Could mainstream hydrogen fuel use guarantee fossil fuel dependence?May 11, 2021
Some researchers caution that proceeding without a focus on green H2 could lock in dependency.
As renewable energy has grown in importance, hydrogen fuel use has been growing. H2 is used emission-free, but it is produced in a spectrum of ways, some much greener than others.
Some researchers are cautioning that using H2 could solidify the fossil fuel dependency.
An analysis conducted by researchers at the Potsdam Institute for Climate Impact Research (PIK) in Germany have cast doubt on hydrogen fuel use as a solution to transitioning away from fossil fuels. Instead, those researchers warn that using H2 for home heating and to power vehicles could only increase fossil fuel dependency.
The research conducted in Germany suggested that using electricity/battery electric power had better efficiency.
The researchers found that even if renewable electricity was used for producing green H2, the overall efficiency level improvement of electricity for powering vehicles and for warming houses was notably more efficient. The analysis estimated that hydrogen fuel was considerably less efficient than using renewable electricity directly for powering the vehicles and heating homes than it was for powering the H2 production which would then be used for powering the vehicles and heating homes.

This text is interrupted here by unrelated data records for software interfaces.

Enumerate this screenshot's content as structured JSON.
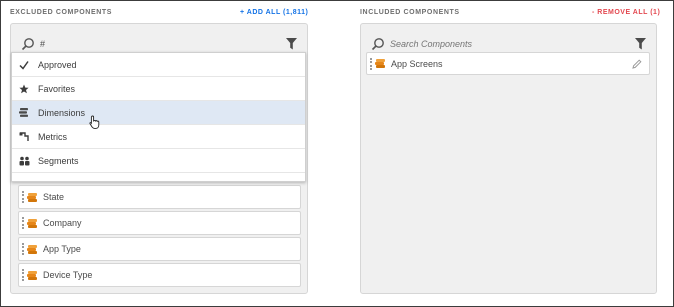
{
  "excluded": {
    "header": "EXCLUDED COMPONENTS",
    "add_all_label": "+ ADD ALL (1,811)",
    "search_value": "#",
    "filter_icon": "filter-icon",
    "dropdown": [
      {
        "label": "Approved",
        "icon": "checkmark-icon"
      },
      {
        "label": "Favorites",
        "icon": "star-icon"
      },
      {
        "label": "Dimensions",
        "icon": "dimension-icon"
      },
      {
        "label": "Metrics",
        "icon": "metric-icon"
      },
      {
        "label": "Segments",
        "icon": "segment-icon"
      }
    ],
    "selected_filter": "Dimensions",
    "items": [
      {
        "label": "State"
      },
      {
        "label": "Company"
      },
      {
        "label": "App Type"
      },
      {
        "label": "Device Type"
      }
    ]
  },
  "included": {
    "header": "INCLUDED COMPONENTS",
    "remove_all_label": "- REMOVE ALL (1)",
    "search_placeholder": "Search Components",
    "items": [
      {
        "label": "App Screens"
      }
    ]
  },
  "colors": {
    "add_link": "#1473e6",
    "remove_link": "#e34850",
    "dimension_orange": "#e68619",
    "selected_row": "#dfe8f4",
    "panel_bg": "#f0f0f0"
  }
}
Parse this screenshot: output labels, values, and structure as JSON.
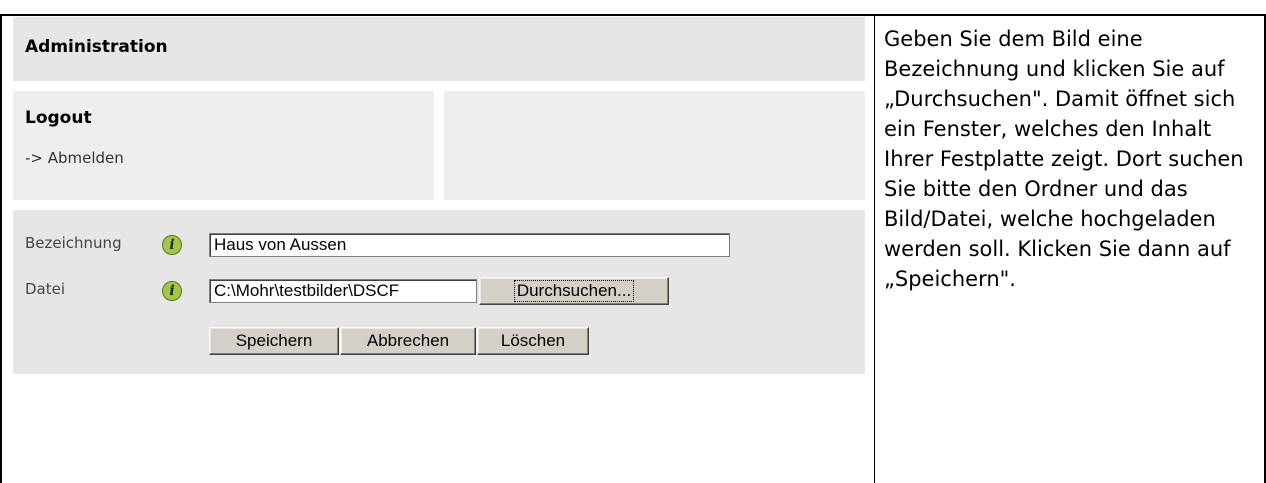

The researchers predicted that across the next decade H2-based fuels would become quite expensive and scarce. Therefore, they concluded, “hydrogen-ready” boilers and other similar equipment would end up being reliable on natural gas in the absence of the availability of H2, securing reliance on the fossil fuel. This would continue carbon emission production for global heating and keep up its impact on global heating.
The researchers also examined hydrogen fuel use in areas that are extremely hard to electrify.
Their analysis acknowledged that sectors such as steel production, chemical production, shipping and aviation would be exceptionally difficult to electrify. The researchers stated that H2-based fuels would be needed for powering those industries by 2050, the deadline by which the world needs to reach net zero emissions. However, the researchers also stated that this would require massive investments in technology and rapidly rising carbon taxes.
“Hydrogen-based fuels can be a great clean energy carrier, yet their costs and associated risks are also great,” said research head Falko Ueckerdt, at the PIK, while discussing hydrogen fuel use. “If we cling to combustion technologies and hope to feed them with hydrogen-based fuels, and these turn out to be too costly and scarce, then we will end up burning further oil and gas.” He then added, “We should therefore prioritise those precious hydrogen-based fuels for applications for which they are indispensable: long-distance aviation, feedstocks in chemical production and steel production.”